Instead of reassuring Beijing that Hong Kong is ready, some people, led by the opposition parties, asked to bypass the nominating committee and bring in “civic nomination” and “party nomination”. Because these things are not in the Basic Law Beijing of course could not agree to that. Thus it is the “protesters”, not Beijing, who have deviated from the Basic Law and thus the Sino-British Joint Declaration. So what is Britain up to? What freedoms has Beijing taken away from Hong Kong people?
UK Foreign Secretary Dominic Raab claims: “China’s imposition of the National Security Law in Hong Kong constitutes a clear and serious breach of the Sino-British Joint Declaration contrary to international law”. Where is the logic to this?
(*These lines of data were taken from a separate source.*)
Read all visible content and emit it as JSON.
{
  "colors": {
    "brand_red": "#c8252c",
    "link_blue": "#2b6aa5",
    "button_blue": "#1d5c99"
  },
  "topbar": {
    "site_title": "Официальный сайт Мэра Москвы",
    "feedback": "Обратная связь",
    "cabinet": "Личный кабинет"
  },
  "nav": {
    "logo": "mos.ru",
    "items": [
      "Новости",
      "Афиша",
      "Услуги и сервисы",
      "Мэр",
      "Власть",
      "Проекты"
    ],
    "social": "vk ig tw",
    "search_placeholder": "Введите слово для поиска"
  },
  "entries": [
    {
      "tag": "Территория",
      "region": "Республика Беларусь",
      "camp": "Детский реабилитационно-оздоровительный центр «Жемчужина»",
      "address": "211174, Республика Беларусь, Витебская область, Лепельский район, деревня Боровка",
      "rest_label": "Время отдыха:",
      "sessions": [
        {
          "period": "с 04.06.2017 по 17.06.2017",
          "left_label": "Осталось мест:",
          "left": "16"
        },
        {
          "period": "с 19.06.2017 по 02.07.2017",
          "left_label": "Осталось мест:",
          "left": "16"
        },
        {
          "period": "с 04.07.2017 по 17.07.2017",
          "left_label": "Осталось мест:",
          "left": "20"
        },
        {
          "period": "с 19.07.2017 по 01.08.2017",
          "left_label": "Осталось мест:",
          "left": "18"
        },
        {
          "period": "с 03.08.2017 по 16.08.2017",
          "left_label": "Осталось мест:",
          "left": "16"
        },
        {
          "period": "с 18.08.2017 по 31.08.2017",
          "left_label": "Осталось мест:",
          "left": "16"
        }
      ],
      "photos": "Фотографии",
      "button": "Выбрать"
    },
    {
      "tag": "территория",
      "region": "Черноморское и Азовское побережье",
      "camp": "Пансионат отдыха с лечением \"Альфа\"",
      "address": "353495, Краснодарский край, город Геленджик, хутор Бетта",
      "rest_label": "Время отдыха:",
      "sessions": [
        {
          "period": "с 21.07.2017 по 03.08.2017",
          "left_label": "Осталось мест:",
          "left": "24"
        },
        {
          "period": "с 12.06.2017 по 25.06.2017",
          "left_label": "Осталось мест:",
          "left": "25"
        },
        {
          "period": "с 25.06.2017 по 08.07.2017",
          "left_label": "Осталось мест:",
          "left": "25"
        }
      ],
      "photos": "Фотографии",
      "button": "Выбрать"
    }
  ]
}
The UK government says the “1984 declaration is a legally binding treaty which commits to ensure the rights and freedoms of the people of Hong Kong and maintain Hong Kong’s high degree of autonomy”. Where in the Joint Declaration can Mr Raab find a clause that says Beijing would allow the freedom to undermine national security and particularly China’s territorial integrity?
The author is a senior research fellow at the Pan Sutong Shanghai-Hong Kong Economic Policy Research Institute, Lingnan University.
The views do not necessarily reflect those of China Daily.
HONG KONG NEWS